• Crane, L. (2022, March 30). Pluto has a huge field of bumpy ice created by massive volcanoes. New Scientist.
• Phys.org. (2022, March 29). Giant ice volcanoes identified on pluto.
• Singer, K. N., White, O. L., Schmitt, B., Rader, E. L., Protopapa, S., Grundy, W. M., Cruikshank, D. P., Bertrand, T., Schenk, P. M., McKinnon, W. B., Stern, S. A., Dhingra, R. D., Runyon, K. D., Beyer, R. A., Bray, V. J., Ore, C. D., Spencer, J. R., Moore, J. M., Nimmo, F., … Ennico-Smith, K. (2022, March 29). Large-scale cryovolcanic resurfacing on pluto. Nature News.

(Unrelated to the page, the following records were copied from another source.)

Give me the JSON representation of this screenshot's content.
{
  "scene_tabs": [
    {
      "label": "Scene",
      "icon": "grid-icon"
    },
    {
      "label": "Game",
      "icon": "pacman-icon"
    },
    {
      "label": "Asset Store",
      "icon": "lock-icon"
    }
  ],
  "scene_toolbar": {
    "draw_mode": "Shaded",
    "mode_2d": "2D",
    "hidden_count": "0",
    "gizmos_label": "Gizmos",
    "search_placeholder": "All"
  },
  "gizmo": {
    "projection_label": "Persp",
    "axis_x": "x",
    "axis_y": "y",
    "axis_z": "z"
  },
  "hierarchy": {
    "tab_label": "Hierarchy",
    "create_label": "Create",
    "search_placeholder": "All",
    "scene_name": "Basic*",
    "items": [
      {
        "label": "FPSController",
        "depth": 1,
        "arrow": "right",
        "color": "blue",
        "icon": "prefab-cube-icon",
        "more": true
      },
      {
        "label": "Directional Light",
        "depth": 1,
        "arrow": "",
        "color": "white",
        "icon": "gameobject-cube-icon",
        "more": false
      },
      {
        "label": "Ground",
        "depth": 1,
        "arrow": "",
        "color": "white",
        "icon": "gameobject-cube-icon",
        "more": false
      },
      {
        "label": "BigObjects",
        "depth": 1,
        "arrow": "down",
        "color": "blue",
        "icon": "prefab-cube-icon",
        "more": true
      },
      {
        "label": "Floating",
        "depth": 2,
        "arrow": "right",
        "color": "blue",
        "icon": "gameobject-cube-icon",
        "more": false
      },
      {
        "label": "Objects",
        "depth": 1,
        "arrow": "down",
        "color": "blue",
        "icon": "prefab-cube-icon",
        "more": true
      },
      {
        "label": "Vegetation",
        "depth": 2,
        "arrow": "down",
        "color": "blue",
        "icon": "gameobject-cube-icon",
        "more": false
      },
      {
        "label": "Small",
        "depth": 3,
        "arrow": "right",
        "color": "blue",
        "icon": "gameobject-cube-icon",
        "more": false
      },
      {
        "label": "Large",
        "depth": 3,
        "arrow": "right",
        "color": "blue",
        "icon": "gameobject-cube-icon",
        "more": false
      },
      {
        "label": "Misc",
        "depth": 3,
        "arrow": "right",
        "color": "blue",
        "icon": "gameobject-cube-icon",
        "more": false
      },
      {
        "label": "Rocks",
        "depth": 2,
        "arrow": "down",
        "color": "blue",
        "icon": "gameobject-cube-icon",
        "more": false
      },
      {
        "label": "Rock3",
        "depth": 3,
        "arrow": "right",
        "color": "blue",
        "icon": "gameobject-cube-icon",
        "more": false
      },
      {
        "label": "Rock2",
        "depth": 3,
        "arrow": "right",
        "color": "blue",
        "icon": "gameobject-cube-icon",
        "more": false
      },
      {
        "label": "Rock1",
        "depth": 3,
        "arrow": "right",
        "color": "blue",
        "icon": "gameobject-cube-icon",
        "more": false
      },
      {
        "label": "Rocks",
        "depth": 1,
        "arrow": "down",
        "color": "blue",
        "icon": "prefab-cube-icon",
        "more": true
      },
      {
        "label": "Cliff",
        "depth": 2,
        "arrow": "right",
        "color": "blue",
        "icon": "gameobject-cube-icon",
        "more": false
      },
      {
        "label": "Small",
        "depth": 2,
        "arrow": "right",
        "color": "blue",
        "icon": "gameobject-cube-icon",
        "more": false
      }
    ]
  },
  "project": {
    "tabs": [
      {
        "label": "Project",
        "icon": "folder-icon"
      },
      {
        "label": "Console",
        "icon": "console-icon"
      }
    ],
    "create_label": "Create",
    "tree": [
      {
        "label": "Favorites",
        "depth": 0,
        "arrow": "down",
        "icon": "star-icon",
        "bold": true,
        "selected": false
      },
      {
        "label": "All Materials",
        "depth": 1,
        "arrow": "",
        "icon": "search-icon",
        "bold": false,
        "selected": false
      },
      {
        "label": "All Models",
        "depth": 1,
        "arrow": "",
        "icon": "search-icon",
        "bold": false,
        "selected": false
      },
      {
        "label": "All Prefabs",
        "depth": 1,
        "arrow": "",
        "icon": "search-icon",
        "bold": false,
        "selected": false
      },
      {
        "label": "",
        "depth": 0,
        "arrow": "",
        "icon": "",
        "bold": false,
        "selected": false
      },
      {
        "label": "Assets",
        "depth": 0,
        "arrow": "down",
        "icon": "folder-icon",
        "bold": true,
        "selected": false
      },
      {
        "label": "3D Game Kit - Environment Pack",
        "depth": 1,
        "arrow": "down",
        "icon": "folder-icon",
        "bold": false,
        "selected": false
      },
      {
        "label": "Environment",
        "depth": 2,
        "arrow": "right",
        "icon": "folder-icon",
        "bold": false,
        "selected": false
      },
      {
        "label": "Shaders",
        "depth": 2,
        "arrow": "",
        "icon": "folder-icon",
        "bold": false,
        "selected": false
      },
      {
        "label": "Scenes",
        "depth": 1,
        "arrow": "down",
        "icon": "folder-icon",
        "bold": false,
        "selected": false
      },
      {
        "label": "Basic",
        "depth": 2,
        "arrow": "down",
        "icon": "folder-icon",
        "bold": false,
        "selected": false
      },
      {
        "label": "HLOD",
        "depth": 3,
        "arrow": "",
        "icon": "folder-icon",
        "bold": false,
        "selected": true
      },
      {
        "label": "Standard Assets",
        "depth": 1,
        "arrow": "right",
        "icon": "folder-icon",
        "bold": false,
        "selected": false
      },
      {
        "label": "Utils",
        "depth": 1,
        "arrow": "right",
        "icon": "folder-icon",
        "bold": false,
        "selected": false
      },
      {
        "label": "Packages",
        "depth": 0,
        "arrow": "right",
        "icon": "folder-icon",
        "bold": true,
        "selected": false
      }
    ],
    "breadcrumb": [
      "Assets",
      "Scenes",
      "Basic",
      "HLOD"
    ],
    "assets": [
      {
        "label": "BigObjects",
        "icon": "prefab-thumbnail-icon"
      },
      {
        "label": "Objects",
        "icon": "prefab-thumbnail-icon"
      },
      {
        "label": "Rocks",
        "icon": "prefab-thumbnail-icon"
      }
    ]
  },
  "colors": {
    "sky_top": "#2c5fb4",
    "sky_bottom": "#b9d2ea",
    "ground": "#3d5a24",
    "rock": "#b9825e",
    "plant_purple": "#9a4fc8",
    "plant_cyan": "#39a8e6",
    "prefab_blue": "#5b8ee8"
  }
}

• Sohn, R. (2022, March 29). Ice volcanoes on pluto may still be erupting. Space.com.